(Excerpts from an interface dataset)
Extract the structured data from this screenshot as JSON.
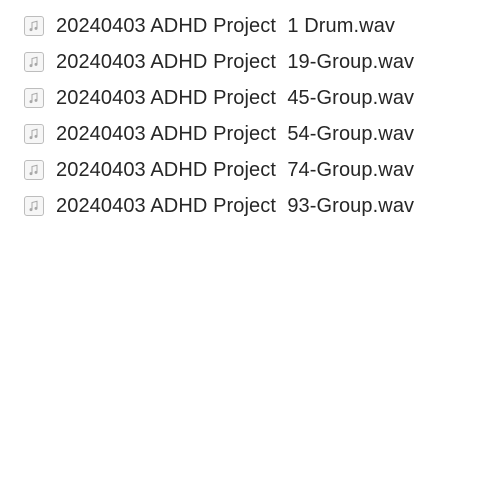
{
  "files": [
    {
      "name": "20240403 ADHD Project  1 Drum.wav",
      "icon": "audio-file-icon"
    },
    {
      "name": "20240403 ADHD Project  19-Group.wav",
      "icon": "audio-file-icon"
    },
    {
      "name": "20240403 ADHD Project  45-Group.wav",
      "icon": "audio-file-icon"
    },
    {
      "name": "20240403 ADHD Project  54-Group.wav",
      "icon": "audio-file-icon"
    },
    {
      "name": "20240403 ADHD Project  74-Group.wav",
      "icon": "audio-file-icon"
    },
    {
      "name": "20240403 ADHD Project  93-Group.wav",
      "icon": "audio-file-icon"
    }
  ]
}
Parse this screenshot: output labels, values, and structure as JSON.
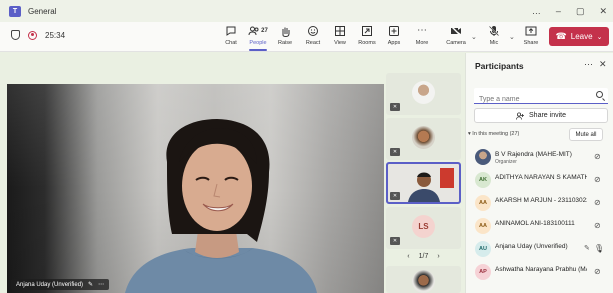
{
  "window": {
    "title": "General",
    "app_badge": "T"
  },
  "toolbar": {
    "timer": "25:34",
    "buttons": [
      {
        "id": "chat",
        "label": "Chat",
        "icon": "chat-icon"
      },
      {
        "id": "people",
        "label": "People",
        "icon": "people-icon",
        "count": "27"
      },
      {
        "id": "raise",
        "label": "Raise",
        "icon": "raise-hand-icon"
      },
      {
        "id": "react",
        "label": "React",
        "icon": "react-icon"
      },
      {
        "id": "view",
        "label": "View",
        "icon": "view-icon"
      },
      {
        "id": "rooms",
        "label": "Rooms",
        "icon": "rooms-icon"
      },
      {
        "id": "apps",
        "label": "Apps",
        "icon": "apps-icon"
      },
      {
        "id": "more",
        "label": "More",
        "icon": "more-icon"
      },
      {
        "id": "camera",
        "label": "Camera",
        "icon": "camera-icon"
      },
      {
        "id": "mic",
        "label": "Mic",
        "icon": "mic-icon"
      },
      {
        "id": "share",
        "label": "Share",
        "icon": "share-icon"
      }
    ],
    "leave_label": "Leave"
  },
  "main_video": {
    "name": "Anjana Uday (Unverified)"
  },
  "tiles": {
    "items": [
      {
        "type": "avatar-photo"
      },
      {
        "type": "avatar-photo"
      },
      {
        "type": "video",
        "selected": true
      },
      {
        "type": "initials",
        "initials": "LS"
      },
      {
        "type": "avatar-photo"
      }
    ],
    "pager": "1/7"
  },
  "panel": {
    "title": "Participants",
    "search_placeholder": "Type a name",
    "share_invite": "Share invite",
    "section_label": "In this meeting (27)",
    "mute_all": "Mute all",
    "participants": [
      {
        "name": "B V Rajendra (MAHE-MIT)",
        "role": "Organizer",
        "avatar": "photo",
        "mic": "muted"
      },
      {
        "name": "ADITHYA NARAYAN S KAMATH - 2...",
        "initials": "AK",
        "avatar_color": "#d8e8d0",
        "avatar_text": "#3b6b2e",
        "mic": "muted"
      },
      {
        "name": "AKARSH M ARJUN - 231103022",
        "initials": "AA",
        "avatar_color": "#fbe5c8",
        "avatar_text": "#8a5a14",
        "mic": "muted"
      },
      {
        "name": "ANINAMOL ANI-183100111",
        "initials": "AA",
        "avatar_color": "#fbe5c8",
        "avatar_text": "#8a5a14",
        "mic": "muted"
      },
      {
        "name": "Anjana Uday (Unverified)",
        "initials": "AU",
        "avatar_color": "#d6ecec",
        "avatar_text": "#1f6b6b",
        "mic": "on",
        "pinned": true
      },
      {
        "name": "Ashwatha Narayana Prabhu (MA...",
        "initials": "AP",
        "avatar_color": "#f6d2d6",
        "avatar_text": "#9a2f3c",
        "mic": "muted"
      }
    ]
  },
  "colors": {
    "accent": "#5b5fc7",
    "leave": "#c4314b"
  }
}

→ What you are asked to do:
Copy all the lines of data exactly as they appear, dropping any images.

→ Answer area:
Extract the structured data from this screenshot as JSON.
{
  "files": [
    {
      "name": "20240403 ADHD Project  1 Drum.wav",
      "icon": "audio-file-icon"
    },
    {
      "name": "20240403 ADHD Project  19-Group.wav",
      "icon": "audio-file-icon"
    },
    {
      "name": "20240403 ADHD Project  45-Group.wav",
      "icon": "audio-file-icon"
    },
    {
      "name": "20240403 ADHD Project  54-Group.wav",
      "icon": "audio-file-icon"
    },
    {
      "name": "20240403 ADHD Project  74-Group.wav",
      "icon": "audio-file-icon"
    },
    {
      "name": "20240403 ADHD Project  93-Group.wav",
      "icon": "audio-file-icon"
    }
  ]
}
Parse this screenshot: output labels, values, and structure as JSON.
{
  "window": {
    "title": "General",
    "app_badge": "T"
  },
  "toolbar": {
    "timer": "25:34",
    "buttons": [
      {
        "id": "chat",
        "label": "Chat",
        "icon": "chat-icon"
      },
      {
        "id": "people",
        "label": "People",
        "icon": "people-icon",
        "count": "27"
      },
      {
        "id": "raise",
        "label": "Raise",
        "icon": "raise-hand-icon"
      },
      {
        "id": "react",
        "label": "React",
        "icon": "react-icon"
      },
      {
        "id": "view",
        "label": "View",
        "icon": "view-icon"
      },
      {
        "id": "rooms",
        "label": "Rooms",
        "icon": "rooms-icon"
      },
      {
        "id": "apps",
        "label": "Apps",
        "icon": "apps-icon"
      },
      {
        "id": "more",
        "label": "More",
        "icon": "more-icon"
      },
      {
        "id": "camera",
        "label": "Camera",
        "icon": "camera-icon"
      },
      {
        "id": "mic",
        "label": "Mic",
        "icon": "mic-icon"
      },
      {
        "id": "share",
        "label": "Share",
        "icon": "share-icon"
      }
    ],
    "leave_label": "Leave"
  },
  "main_video": {
    "name": "Anjana Uday (Unverified)"
  },
  "tiles": {
    "items": [
      {
        "type": "avatar-photo"
      },
      {
        "type": "avatar-photo"
      },
      {
        "type": "video",
        "selected": true
      },
      {
        "type": "initials",
        "initials": "LS"
      },
      {
        "type": "avatar-photo"
      }
    ],
    "pager": "1/7"
  },
  "panel": {
    "title": "Participants",
    "search_placeholder": "Type a name",
    "share_invite": "Share invite",
    "section_label": "In this meeting (27)",
    "mute_all": "Mute all",
    "participants": [
      {
        "name": "B V Rajendra (MAHE-MIT)",
        "role": "Organizer",
        "avatar": "photo",
        "mic": "muted"
      },
      {
        "name": "ADITHYA NARAYAN S KAMATH - 2...",
        "initials": "AK",
        "avatar_color": "#d8e8d0",
        "avatar_text": "#3b6b2e",
        "mic": "muted"
      },
      {
        "name": "AKARSH M ARJUN - 231103022",
        "initials": "AA",
        "avatar_color": "#fbe5c8",
        "avatar_text": "#8a5a14",
        "mic": "muted"
      },
      {
        "name": "ANINAMOL ANI-183100111",
        "initials": "AA",
        "avatar_color": "#fbe5c8",
        "avatar_text": "#8a5a14",
        "mic": "muted"
      },
      {
        "name": "Anjana Uday (Unverified)",
        "initials": "AU",
        "avatar_color": "#d6ecec",
        "avatar_text": "#1f6b6b",
        "mic": "on",
        "pinned": true
      },
      {
        "name": "Ashwatha Narayana Prabhu (MA...",
        "initials": "AP",
        "avatar_color": "#f6d2d6",
        "avatar_text": "#9a2f3c",
        "mic": "muted"
      }
    ]
  },
  "colors": {
    "accent": "#5b5fc7",
    "leave": "#c4314b"
  }
}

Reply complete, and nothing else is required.